Scottish hotel revenue and occupancy wavered in January -BDO
Scottish hotel revenue and occupancy wavered in January according to the latest report on the sector from accountants BDO.
The firm’s monthly hotel survey found that year-on-year revenue (the industry term for rooms yield) rose 4.2 per cent to £35.58 in Scotland compared to an increase of 12.8 per cent in regional UK to £33.69; a rise of 14.2 per cent in England to £33.40 and an increase of 14.8 per cent to £28.15 in Wales.
Occupancy dipped 1.0 per cent in Scotland compared to an increase of 4.6 per cent in regional UK; up 5.3 per cent in England and 7.3 per cent in Wales.
Aberdeen was the sole Scottish city to record an increase in occupancy up 1.3 per cent to 65.3 per cent. Revenue was £60.25 in Aberdeen which was the highest in the UK outside London and streets ahead of the next highest city revenue which was in Milton Keynes at £47.31.
Inverness revenue grew the greatest at 18.3 per cent largely due to the city hosting the Scottish student championship whilst Glasgow also held up well with an 8.9 per cent rise to £34.56.
Alastair Rae, a partner in the Property, Leisure and Hospitality sector at BDO, said: “January is, traditionally, a quiet month for the hospitality sector as the leisure market drops dramatically. For Aberdeen, whose revenue is largely business-based, this did not occur and, indeed surprisingly increased at a time when the expectation is that the city will start to experience a reduction due to the declining oil price.”

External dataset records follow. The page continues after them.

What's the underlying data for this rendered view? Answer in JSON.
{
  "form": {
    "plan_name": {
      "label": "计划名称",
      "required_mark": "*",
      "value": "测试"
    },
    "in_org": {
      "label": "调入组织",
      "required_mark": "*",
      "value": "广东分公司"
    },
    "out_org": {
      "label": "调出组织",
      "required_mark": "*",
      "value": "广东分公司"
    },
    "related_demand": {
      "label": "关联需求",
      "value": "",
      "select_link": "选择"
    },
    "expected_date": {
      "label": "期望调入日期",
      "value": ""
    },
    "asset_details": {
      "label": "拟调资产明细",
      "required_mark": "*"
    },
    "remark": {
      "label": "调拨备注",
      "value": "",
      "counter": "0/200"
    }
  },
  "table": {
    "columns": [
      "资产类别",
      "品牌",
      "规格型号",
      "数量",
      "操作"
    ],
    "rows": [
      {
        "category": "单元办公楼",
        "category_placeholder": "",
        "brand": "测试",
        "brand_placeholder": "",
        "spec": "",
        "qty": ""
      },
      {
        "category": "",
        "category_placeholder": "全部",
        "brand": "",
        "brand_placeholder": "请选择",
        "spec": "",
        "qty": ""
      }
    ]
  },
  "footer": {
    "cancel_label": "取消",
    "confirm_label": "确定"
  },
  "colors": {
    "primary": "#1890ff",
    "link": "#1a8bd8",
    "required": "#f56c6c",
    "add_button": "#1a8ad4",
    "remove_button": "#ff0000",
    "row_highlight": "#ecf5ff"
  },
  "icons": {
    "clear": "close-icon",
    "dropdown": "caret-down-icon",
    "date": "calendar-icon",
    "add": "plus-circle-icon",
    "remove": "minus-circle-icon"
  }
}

“Any increase in revenue in January is welcome as it is a difficult month to attract custom. Despite the relatively small increase in revenue in Scotland it remains the highest figure of the any of the UK countries so, whilst the numbers may indicate standing still, it is from a pretty high base figure.”
Mr Rae continued: “Glasgow’s increased revenue was notable as it was based on conference and events which continue to prove a successful formula for the city. Events included Shelter’s homelessness conference and a conference for occupational psychologists. Inverness’ hospitality sector attracted a major event which improved the month’s figures proving the worth of bringing in outside events during the quietest periods of the year.”
He concluded: “One month’s figures are not a trend and January is clearly a hangover month in which leisure travellers reign in spending following the festive financial excesses. I believe that this year will continue to be positive for the sector although there remains a question mark in Aberdeen as the oil and gas sector begins to re-evaluate its position.”
This hotel trends survey has been published since the early 1970s and features a broad range of hotels in the 3 – 4 star categories.